| WHAT YOU ARE ASKED TO DO |
Where does the word "HTML" occur in the data below? Copy each line that holds it.

| Stored dataset items |

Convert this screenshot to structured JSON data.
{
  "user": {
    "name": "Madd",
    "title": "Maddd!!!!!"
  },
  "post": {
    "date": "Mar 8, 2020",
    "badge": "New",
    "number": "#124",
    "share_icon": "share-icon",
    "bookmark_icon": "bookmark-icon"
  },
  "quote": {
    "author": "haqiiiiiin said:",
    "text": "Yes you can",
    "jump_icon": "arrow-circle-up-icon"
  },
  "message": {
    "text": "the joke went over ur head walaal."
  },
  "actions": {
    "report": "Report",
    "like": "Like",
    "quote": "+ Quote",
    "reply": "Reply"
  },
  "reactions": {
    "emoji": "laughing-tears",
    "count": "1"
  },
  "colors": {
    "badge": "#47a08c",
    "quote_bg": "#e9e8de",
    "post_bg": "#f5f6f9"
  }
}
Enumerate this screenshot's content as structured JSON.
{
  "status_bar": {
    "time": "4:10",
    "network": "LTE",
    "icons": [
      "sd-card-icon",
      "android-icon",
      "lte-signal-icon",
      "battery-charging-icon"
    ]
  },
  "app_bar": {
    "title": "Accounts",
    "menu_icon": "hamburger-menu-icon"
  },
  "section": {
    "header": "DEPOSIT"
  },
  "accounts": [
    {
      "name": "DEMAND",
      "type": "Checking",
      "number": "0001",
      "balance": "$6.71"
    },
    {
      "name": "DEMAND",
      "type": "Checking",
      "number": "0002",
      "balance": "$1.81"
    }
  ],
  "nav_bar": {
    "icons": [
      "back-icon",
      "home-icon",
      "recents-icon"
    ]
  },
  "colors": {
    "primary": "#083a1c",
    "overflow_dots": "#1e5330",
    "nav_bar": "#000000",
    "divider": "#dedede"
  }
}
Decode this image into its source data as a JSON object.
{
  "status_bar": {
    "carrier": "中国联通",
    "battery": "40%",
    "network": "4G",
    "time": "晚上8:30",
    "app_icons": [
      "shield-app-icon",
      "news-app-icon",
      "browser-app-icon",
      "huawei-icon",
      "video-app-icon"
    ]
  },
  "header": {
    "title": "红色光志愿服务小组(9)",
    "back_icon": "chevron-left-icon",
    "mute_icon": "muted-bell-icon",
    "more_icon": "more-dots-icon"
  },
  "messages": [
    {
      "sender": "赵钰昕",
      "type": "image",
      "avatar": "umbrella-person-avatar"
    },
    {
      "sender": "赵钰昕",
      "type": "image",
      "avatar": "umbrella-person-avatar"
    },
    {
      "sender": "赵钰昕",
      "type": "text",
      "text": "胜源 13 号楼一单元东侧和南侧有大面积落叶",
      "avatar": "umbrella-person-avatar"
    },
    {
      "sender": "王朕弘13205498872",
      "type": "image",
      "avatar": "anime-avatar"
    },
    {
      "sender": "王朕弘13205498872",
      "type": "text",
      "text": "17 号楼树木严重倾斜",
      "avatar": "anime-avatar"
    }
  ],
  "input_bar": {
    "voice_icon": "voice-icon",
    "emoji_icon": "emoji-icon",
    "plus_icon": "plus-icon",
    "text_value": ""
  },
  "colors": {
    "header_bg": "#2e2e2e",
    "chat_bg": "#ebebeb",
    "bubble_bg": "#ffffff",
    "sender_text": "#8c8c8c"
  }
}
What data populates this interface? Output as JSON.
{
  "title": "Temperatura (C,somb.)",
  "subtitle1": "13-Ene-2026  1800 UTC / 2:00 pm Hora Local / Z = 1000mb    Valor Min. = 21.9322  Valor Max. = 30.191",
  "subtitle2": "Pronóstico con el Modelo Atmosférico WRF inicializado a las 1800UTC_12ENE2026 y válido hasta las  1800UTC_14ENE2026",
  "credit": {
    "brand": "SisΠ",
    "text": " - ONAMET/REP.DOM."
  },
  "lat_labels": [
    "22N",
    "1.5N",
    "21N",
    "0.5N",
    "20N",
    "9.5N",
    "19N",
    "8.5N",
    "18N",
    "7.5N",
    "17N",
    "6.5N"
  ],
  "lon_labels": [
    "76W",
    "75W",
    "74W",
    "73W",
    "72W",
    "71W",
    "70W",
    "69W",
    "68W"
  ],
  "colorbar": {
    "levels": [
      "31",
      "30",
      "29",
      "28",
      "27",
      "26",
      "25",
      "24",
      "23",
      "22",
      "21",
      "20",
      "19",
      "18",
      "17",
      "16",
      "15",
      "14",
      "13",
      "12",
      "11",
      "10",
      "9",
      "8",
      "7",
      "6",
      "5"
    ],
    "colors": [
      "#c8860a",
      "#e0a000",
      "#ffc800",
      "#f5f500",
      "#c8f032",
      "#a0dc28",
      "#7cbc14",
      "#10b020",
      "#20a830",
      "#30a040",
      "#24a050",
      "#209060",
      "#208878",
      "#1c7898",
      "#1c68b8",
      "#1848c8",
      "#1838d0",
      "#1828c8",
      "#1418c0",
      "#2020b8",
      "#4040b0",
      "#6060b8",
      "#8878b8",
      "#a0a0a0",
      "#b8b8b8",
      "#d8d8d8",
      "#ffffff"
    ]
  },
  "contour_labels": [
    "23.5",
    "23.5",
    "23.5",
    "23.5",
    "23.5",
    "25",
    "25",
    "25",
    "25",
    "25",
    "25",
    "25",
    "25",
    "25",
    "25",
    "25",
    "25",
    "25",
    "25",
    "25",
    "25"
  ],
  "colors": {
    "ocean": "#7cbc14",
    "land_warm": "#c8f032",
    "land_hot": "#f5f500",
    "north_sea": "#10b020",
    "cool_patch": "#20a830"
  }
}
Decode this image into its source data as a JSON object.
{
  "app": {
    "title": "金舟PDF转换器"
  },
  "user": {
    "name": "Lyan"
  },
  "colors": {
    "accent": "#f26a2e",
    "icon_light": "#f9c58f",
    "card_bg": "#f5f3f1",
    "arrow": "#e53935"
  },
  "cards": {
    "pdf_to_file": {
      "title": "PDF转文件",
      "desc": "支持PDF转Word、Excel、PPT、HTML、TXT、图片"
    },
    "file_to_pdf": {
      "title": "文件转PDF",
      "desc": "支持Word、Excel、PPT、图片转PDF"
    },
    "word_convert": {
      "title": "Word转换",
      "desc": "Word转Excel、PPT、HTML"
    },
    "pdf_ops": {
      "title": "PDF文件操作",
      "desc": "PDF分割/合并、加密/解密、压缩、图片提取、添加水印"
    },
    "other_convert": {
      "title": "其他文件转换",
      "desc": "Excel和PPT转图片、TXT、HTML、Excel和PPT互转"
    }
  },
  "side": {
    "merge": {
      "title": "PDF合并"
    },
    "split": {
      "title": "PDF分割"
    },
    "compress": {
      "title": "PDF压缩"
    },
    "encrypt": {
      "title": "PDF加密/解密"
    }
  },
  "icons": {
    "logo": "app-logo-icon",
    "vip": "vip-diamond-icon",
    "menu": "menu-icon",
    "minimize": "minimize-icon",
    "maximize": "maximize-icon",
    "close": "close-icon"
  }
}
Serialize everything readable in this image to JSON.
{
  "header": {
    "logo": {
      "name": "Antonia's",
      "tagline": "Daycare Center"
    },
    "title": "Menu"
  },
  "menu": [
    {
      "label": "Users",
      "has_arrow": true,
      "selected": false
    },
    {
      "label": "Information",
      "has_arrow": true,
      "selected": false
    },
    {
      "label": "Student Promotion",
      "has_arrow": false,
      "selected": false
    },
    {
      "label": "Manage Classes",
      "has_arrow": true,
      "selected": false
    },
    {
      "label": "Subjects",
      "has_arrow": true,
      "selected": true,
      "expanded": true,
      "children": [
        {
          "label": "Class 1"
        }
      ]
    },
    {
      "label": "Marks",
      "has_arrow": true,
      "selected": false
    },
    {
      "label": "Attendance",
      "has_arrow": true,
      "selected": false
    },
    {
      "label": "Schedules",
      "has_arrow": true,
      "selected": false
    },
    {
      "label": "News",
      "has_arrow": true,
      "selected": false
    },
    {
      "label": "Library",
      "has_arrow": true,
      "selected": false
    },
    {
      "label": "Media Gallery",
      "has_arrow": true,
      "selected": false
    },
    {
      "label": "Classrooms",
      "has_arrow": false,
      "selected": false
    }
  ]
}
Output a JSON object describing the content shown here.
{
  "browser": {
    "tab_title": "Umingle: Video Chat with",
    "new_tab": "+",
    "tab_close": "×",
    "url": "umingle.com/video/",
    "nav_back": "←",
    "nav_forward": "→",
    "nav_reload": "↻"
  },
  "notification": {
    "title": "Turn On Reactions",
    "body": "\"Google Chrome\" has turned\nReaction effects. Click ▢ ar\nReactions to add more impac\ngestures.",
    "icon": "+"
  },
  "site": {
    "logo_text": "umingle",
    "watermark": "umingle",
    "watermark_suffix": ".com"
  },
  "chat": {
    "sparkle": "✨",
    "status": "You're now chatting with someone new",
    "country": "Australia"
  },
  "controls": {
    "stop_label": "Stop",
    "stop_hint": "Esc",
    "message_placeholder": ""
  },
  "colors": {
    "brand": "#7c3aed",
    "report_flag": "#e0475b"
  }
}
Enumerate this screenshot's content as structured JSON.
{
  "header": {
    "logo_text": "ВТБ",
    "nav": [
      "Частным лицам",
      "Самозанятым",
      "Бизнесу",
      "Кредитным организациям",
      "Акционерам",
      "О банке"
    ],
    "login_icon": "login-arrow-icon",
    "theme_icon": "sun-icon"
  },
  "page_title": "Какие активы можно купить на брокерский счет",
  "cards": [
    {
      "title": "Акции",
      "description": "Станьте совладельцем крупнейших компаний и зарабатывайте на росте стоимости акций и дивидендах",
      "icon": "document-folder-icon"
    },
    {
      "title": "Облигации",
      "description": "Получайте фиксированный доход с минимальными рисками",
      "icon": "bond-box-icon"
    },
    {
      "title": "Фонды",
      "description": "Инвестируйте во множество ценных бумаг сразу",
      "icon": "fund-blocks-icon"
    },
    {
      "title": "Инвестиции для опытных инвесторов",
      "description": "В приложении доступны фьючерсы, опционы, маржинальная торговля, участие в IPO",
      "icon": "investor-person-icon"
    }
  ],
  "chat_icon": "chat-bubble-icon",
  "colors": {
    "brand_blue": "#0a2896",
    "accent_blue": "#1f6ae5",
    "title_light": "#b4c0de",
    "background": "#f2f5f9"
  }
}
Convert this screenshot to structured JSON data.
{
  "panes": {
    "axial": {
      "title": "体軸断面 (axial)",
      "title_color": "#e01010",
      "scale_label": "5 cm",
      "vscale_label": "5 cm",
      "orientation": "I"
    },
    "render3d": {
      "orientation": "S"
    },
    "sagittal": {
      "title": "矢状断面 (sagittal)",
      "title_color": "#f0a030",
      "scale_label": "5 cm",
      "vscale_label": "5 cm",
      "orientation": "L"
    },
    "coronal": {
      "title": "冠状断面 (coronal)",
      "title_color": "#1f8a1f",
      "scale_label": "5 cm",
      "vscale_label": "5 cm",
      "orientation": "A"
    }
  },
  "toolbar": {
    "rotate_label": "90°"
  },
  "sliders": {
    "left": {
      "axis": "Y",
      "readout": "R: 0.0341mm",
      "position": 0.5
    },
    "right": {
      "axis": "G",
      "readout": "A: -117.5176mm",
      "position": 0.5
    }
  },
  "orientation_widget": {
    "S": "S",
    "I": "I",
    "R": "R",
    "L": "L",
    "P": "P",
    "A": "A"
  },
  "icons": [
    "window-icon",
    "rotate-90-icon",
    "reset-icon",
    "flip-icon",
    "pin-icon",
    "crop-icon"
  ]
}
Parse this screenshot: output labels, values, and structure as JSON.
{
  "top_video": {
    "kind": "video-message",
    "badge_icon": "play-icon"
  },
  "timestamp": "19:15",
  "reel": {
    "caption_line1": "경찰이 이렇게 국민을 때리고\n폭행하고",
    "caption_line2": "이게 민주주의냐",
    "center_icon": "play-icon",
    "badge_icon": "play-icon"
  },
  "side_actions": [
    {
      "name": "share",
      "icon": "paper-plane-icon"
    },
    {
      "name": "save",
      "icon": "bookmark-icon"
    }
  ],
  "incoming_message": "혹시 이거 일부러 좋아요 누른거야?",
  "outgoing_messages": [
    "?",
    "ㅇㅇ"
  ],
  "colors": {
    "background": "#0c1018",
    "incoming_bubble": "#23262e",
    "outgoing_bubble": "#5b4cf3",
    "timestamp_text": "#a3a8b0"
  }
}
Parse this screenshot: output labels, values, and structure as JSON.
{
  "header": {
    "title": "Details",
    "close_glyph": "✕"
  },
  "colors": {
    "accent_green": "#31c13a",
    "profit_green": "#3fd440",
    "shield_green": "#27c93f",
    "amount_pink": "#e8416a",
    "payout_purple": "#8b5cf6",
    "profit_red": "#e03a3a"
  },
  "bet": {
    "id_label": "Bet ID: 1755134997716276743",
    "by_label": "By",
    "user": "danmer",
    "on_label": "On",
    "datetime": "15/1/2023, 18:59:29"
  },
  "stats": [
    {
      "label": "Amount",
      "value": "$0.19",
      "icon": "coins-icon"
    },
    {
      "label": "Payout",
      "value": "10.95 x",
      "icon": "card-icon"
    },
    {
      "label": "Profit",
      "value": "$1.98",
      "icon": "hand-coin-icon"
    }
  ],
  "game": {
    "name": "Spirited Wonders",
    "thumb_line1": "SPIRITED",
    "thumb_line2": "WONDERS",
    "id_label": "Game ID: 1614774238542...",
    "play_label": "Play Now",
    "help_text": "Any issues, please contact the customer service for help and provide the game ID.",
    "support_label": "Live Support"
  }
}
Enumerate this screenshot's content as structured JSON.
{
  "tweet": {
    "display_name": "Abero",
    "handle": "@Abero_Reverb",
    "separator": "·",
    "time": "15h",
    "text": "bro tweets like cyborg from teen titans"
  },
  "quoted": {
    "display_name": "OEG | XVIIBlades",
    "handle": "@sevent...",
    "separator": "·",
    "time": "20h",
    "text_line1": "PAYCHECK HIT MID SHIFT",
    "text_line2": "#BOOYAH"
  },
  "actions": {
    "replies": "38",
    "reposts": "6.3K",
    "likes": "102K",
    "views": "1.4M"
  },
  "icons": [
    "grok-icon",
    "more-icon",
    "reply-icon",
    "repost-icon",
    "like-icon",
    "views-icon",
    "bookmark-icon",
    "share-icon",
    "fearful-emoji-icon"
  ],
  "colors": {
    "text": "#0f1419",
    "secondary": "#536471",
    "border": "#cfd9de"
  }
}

| RESULT FOR THIS TASK |
      "desc": "支持PDF转Word、Excel、PPT、HTML、TXT、图片"
      "desc": "Word转Excel、PPT、HTML"
      "desc": "Excel和PPT转图片、TXT、HTML、Excel和PPT互转"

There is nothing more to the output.